Record set Start Marker

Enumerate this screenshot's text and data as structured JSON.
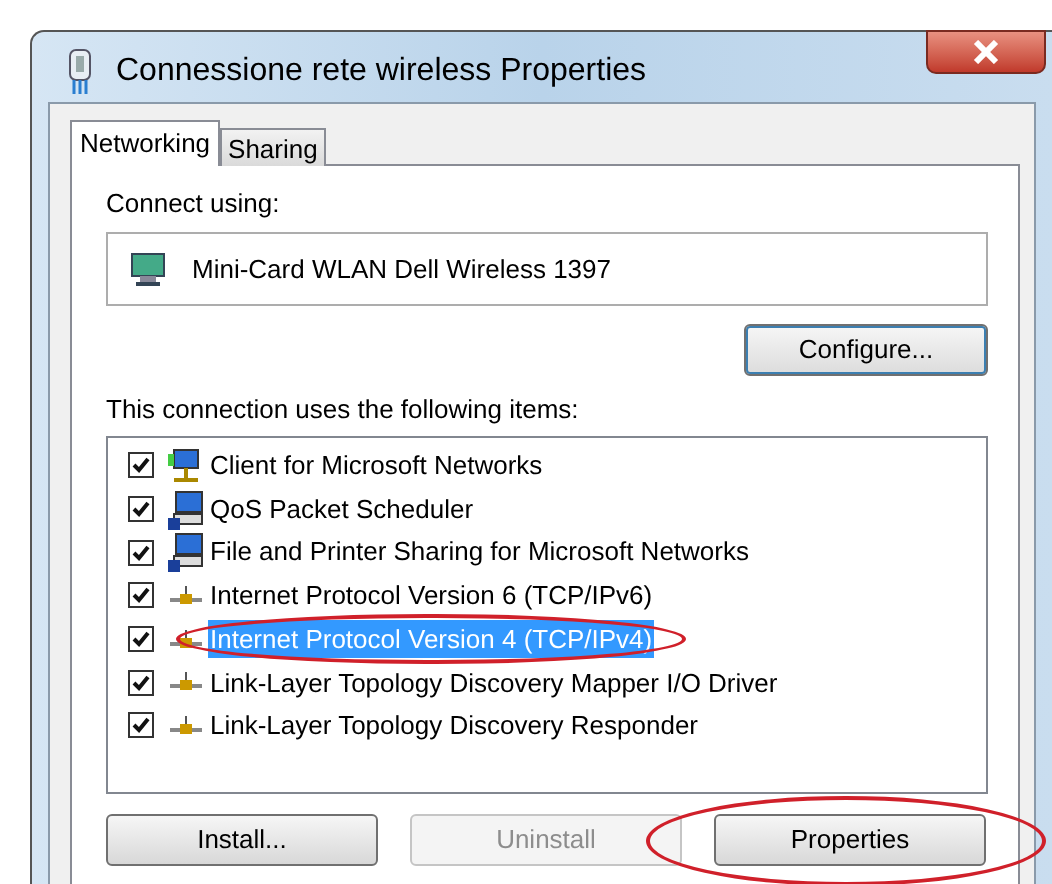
{
  "window": {
    "title": "Connessione rete wireless Properties"
  },
  "tabs": [
    {
      "label": "Networking",
      "selected": true
    },
    {
      "label": "Sharing",
      "selected": false
    }
  ],
  "connect_using": {
    "label": "Connect using:",
    "adapter": "Mini-Card WLAN Dell Wireless 1397",
    "button": "Configure..."
  },
  "items_label": "This connection uses the following items:",
  "items": [
    {
      "label": "Client for Microsoft Networks",
      "kind": "client",
      "checked": true,
      "selected": false,
      "circled": false
    },
    {
      "label": "QoS Packet Scheduler",
      "kind": "service",
      "checked": true,
      "selected": false,
      "circled": false
    },
    {
      "label": "File and Printer Sharing for Microsoft Networks",
      "kind": "service",
      "checked": true,
      "selected": false,
      "circled": false
    },
    {
      "label": "Internet Protocol Version 6 (TCP/IPv6)",
      "kind": "protocol",
      "checked": true,
      "selected": false,
      "circled": false
    },
    {
      "label": "Internet Protocol Version 4 (TCP/IPv4)",
      "kind": "protocol",
      "checked": true,
      "selected": true,
      "circled": true
    },
    {
      "label": "Link-Layer Topology Discovery Mapper I/O Driver",
      "kind": "protocol",
      "checked": true,
      "selected": false,
      "circled": false
    },
    {
      "label": "Link-Layer Topology Discovery Responder",
      "kind": "protocol",
      "checked": true,
      "selected": false,
      "circled": false
    }
  ],
  "buttons": [
    {
      "label": "Install...",
      "disabled": false,
      "circled": false
    },
    {
      "label": "Uninstall",
      "disabled": true,
      "circled": false
    },
    {
      "label": "Properties",
      "disabled": false,
      "circled": true
    }
  ]
}
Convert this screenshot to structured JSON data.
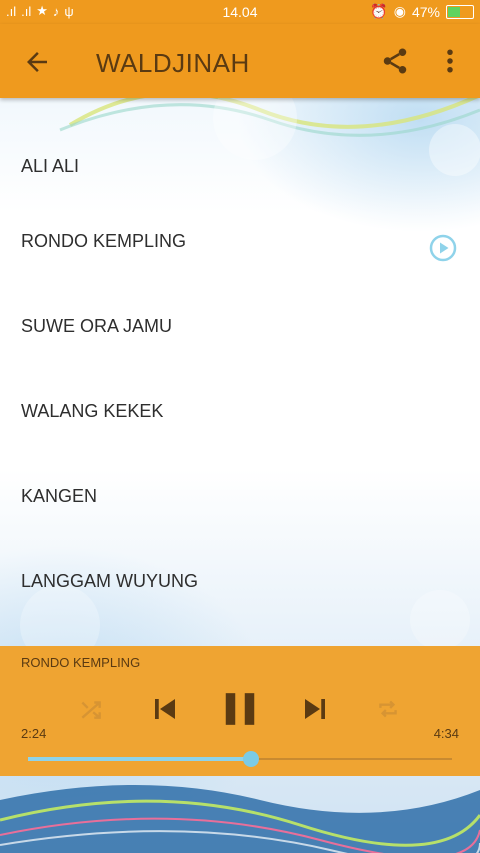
{
  "status_bar": {
    "time": "14.04",
    "battery_text": "47%",
    "battery_level": 0.47
  },
  "app_bar": {
    "title": "WALDJINAH"
  },
  "songs": [
    {
      "title": "ALI ALI"
    },
    {
      "title": "RONDO KEMPLING"
    },
    {
      "title": "SUWE ORA JAMU"
    },
    {
      "title": "WALANG KEKEK"
    },
    {
      "title": "KANGEN"
    },
    {
      "title": "LANGGAM WUYUNG"
    }
  ],
  "player": {
    "now_playing": "RONDO KEMPLING",
    "current_time": "2:24",
    "duration": "4:34",
    "progress": 0.525
  },
  "colors": {
    "accent": "#ef9a1e",
    "player_bg": "#efa432",
    "progress": "#8fd3ea"
  }
}
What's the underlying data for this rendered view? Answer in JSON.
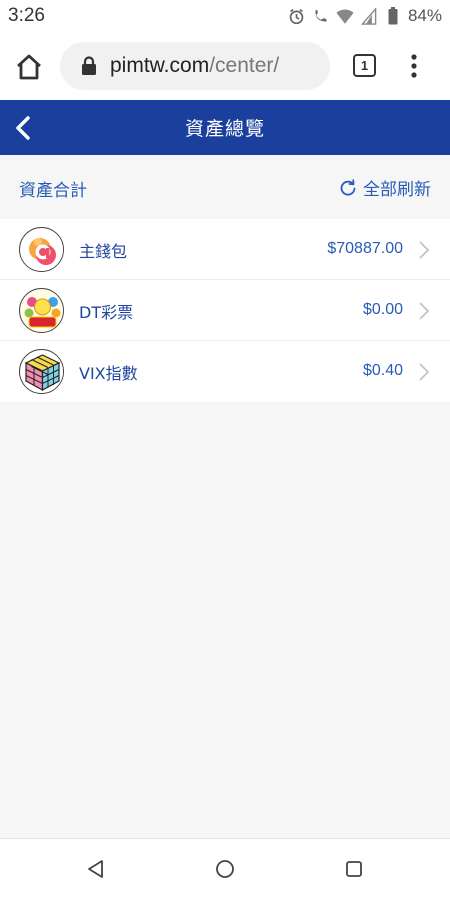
{
  "status_bar": {
    "time": "3:26",
    "battery": "84%",
    "icons": [
      "alarm-icon",
      "wifi-call-icon",
      "wifi-icon",
      "signal-icon",
      "battery-icon"
    ]
  },
  "browser": {
    "url_host": "pimtw.com",
    "url_path": "/center/",
    "tab_count": "1"
  },
  "header": {
    "title": "資產總覽"
  },
  "summary": {
    "label": "資產合計",
    "refresh_label": "全部刷新"
  },
  "assets": [
    {
      "name": "主錢包",
      "amount": "$70887.00",
      "icon": "main-wallet-logo"
    },
    {
      "name": "DT彩票",
      "amount": "$0.00",
      "icon": "bingo-lottery-logo"
    },
    {
      "name": "VIX指數",
      "amount": "$0.40",
      "icon": "rubik-cube-logo"
    }
  ],
  "colors": {
    "header_bg": "#1a3f9c",
    "accent_blue": "#2a5bb8",
    "page_bg": "#f6f6f6"
  }
}
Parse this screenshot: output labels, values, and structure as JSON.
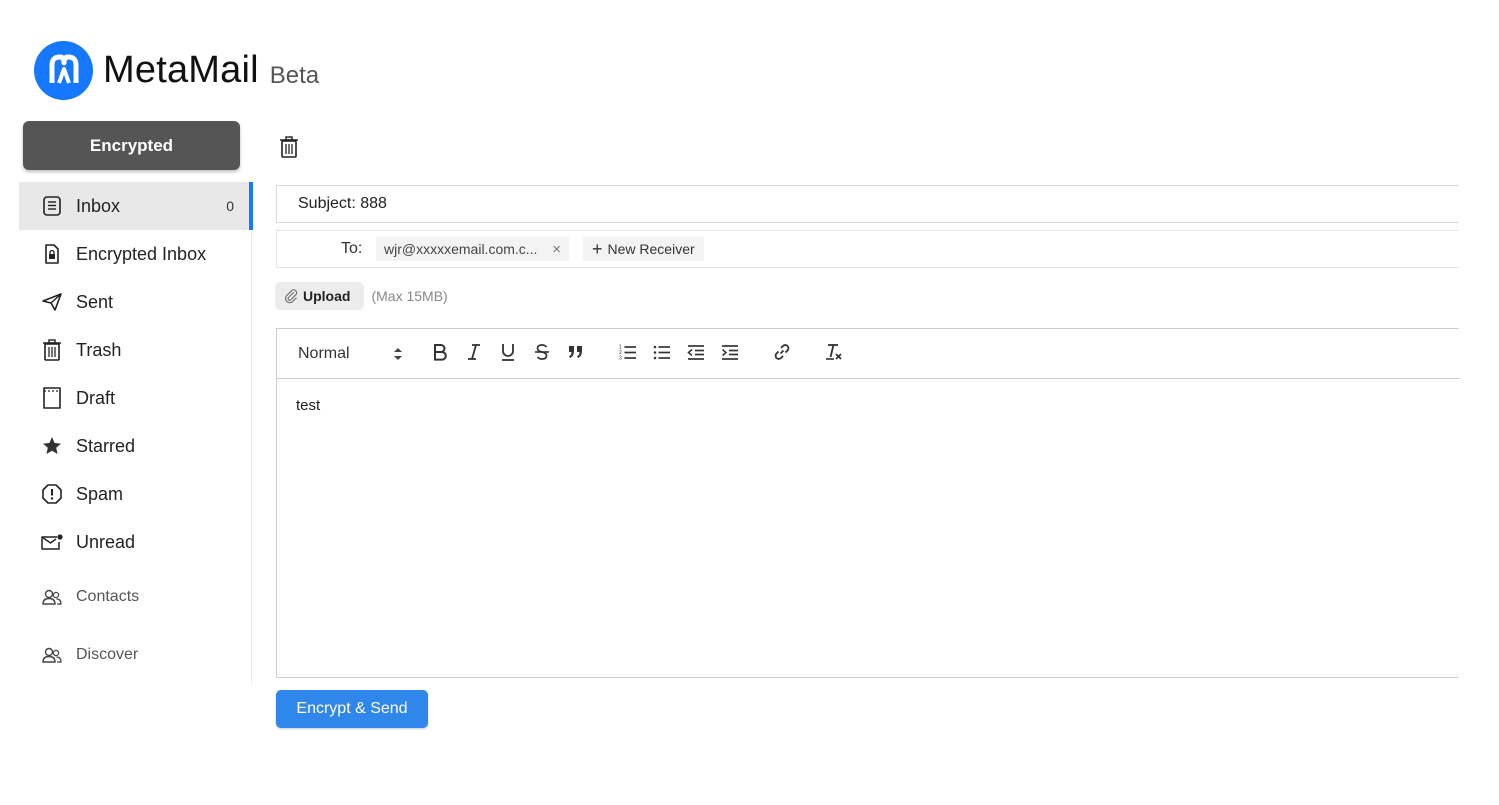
{
  "brand": {
    "name": "MetaMail",
    "tag": "Beta",
    "color": "#1677ff"
  },
  "sidebar": {
    "compose_label": "Encrypted",
    "items": [
      {
        "label": "Inbox",
        "count": "0",
        "icon": "inbox-icon",
        "active": true
      },
      {
        "label": "Encrypted Inbox",
        "icon": "lock-file-icon"
      },
      {
        "label": "Sent",
        "icon": "paper-plane-icon"
      },
      {
        "label": "Trash",
        "icon": "trash-icon"
      },
      {
        "label": "Draft",
        "icon": "draft-file-icon"
      },
      {
        "label": "Starred",
        "icon": "star-icon"
      },
      {
        "label": "Spam",
        "icon": "warning-shield-icon"
      },
      {
        "label": "Unread",
        "icon": "unread-mail-icon"
      },
      {
        "label": "Contacts",
        "icon": "contacts-icon"
      },
      {
        "label": "Discover",
        "icon": "discover-icon"
      }
    ],
    "accent": "#1677ff"
  },
  "compose": {
    "subject": "Subject: 888",
    "to_label": "To:",
    "recipients": [
      {
        "address": "wjr@xxxxxemail.com.c...",
        "remove": "×"
      }
    ],
    "new_receiver_label": "New Receiver",
    "upload_label": "Upload",
    "upload_hint": "(Max 15MB)",
    "editor": {
      "format_value": "Normal",
      "toolbar": [
        "bold",
        "italic",
        "underline",
        "strike",
        "blockquote",
        "ordered-list",
        "bullet-list",
        "outdent",
        "indent",
        "link",
        "clear-format"
      ],
      "body": "test"
    },
    "send_label": "Encrypt & Send",
    "send_color": "#2f86eb"
  }
}
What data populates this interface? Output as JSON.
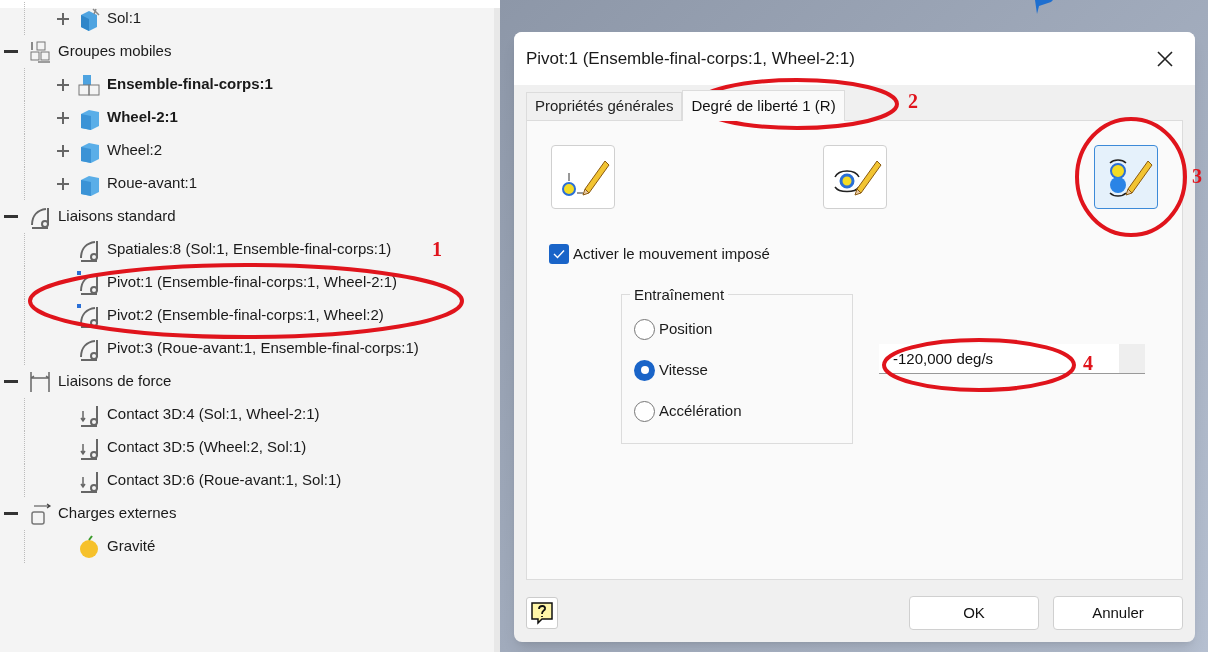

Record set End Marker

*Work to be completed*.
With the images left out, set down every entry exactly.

*Solution for this task*.
Enumerate this screenshot's text and data as structured JSON.
{
  "window": {
    "title": "Connessione rete wireless Properties"
  },
  "tabs": [
    {
      "label": "Networking",
      "selected": true
    },
    {
      "label": "Sharing",
      "selected": false
    }
  ],
  "connect_using": {
    "label": "Connect using:",
    "adapter": "Mini-Card WLAN Dell Wireless 1397",
    "button": "Configure..."
  },
  "items_label": "This connection uses the following items:",
  "items": [
    {
      "label": "Client for Microsoft Networks",
      "kind": "client",
      "checked": true,
      "selected": false,
      "circled": false
    },
    {
      "label": "QoS Packet Scheduler",
      "kind": "service",
      "checked": true,
      "selected": false,
      "circled": false
    },
    {
      "label": "File and Printer Sharing for Microsoft Networks",
      "kind": "service",
      "checked": true,
      "selected": false,
      "circled": false
    },
    {
      "label": "Internet Protocol Version 6 (TCP/IPv6)",
      "kind": "protocol",
      "checked": true,
      "selected": false,
      "circled": false
    },
    {
      "label": "Internet Protocol Version 4 (TCP/IPv4)",
      "kind": "protocol",
      "checked": true,
      "selected": true,
      "circled": true
    },
    {
      "label": "Link-Layer Topology Discovery Mapper I/O Driver",
      "kind": "protocol",
      "checked": true,
      "selected": false,
      "circled": false
    },
    {
      "label": "Link-Layer Topology Discovery Responder",
      "kind": "protocol",
      "checked": true,
      "selected": false,
      "circled": false
    }
  ],
  "buttons": [
    {
      "label": "Install...",
      "disabled": false,
      "circled": false
    },
    {
      "label": "Uninstall",
      "disabled": true,
      "circled": false
    },
    {
      "label": "Properties",
      "disabled": false,
      "circled": true
    }
  ]
}
Convert this screenshot to structured JSON data.
{
  "status_bar": {
    "time": "14.04",
    "battery_text": "47%",
    "battery_level": 0.47
  },
  "app_bar": {
    "title": "WALDJINAH"
  },
  "songs": [
    {
      "title": "ALI ALI"
    },
    {
      "title": "RONDO KEMPLING"
    },
    {
      "title": "SUWE ORA JAMU"
    },
    {
      "title": "WALANG KEKEK"
    },
    {
      "title": "KANGEN"
    },
    {
      "title": "LANGGAM WUYUNG"
    }
  ],
  "player": {
    "now_playing": "RONDO KEMPLING",
    "current_time": "2:24",
    "duration": "4:34",
    "progress": 0.525
  },
  "colors": {
    "accent": "#ef9a1e",
    "player_bg": "#efa432",
    "progress": "#8fd3ea"
  }
}
What's the underlying data for this rendered view? Answer in JSON.
{
  "status_bar": {
    "time": "3:26",
    "battery": "84%",
    "icons": [
      "alarm-icon",
      "wifi-call-icon",
      "wifi-icon",
      "signal-icon",
      "battery-icon"
    ]
  },
  "browser": {
    "url_host": "pimtw.com",
    "url_path": "/center/",
    "tab_count": "1"
  },
  "header": {
    "title": "資產總覽"
  },
  "summary": {
    "label": "資產合計",
    "refresh_label": "全部刷新"
  },
  "assets": [
    {
      "name": "主錢包",
      "amount": "$70887.00",
      "icon": "main-wallet-logo"
    },
    {
      "name": "DT彩票",
      "amount": "$0.00",
      "icon": "bingo-lottery-logo"
    },
    {
      "name": "VIX指數",
      "amount": "$0.40",
      "icon": "rubik-cube-logo"
    }
  ],
  "colors": {
    "header_bg": "#1a3f9c",
    "accent_blue": "#2a5bb8",
    "page_bg": "#f6f6f6"
  }
}
Parse this screenshot: output labels, values, and structure as JSON.
{
  "brand": {
    "name": "MetaMail",
    "tag": "Beta",
    "color": "#1677ff"
  },
  "sidebar": {
    "compose_label": "Encrypted",
    "items": [
      {
        "label": "Inbox",
        "count": "0",
        "icon": "inbox-icon",
        "active": true
      },
      {
        "label": "Encrypted Inbox",
        "icon": "lock-file-icon"
      },
      {
        "label": "Sent",
        "icon": "paper-plane-icon"
      },
      {
        "label": "Trash",
        "icon": "trash-icon"
      },
      {
        "label": "Draft",
        "icon": "draft-file-icon"
      },
      {
        "label": "Starred",
        "icon": "star-icon"
      },
      {
        "label": "Spam",
        "icon": "warning-shield-icon"
      },
      {
        "label": "Unread",
        "icon": "unread-mail-icon"
      },
      {
        "label": "Contacts",
        "icon": "contacts-icon"
      },
      {
        "label": "Discover",
        "icon": "discover-icon"
      }
    ],
    "accent": "#1677ff"
  },
  "compose": {
    "subject": "Subject: 888",
    "to_label": "To:",
    "recipients": [
      {
        "address": "wjr@xxxxxemail.com.c...",
        "remove": "×"
      }
    ],
    "new_receiver_label": "New Receiver",
    "upload_label": "Upload",
    "upload_hint": "(Max 15MB)",
    "editor": {
      "format_value": "Normal",
      "toolbar": [
        "bold",
        "italic",
        "underline",
        "strike",
        "blockquote",
        "ordered-list",
        "bullet-list",
        "outdent",
        "indent",
        "link",
        "clear-format"
      ],
      "body": "test"
    },
    "send_label": "Encrypt & Send",
    "send_color": "#2f86eb"
  }
}
What data populates this interface? Output as JSON.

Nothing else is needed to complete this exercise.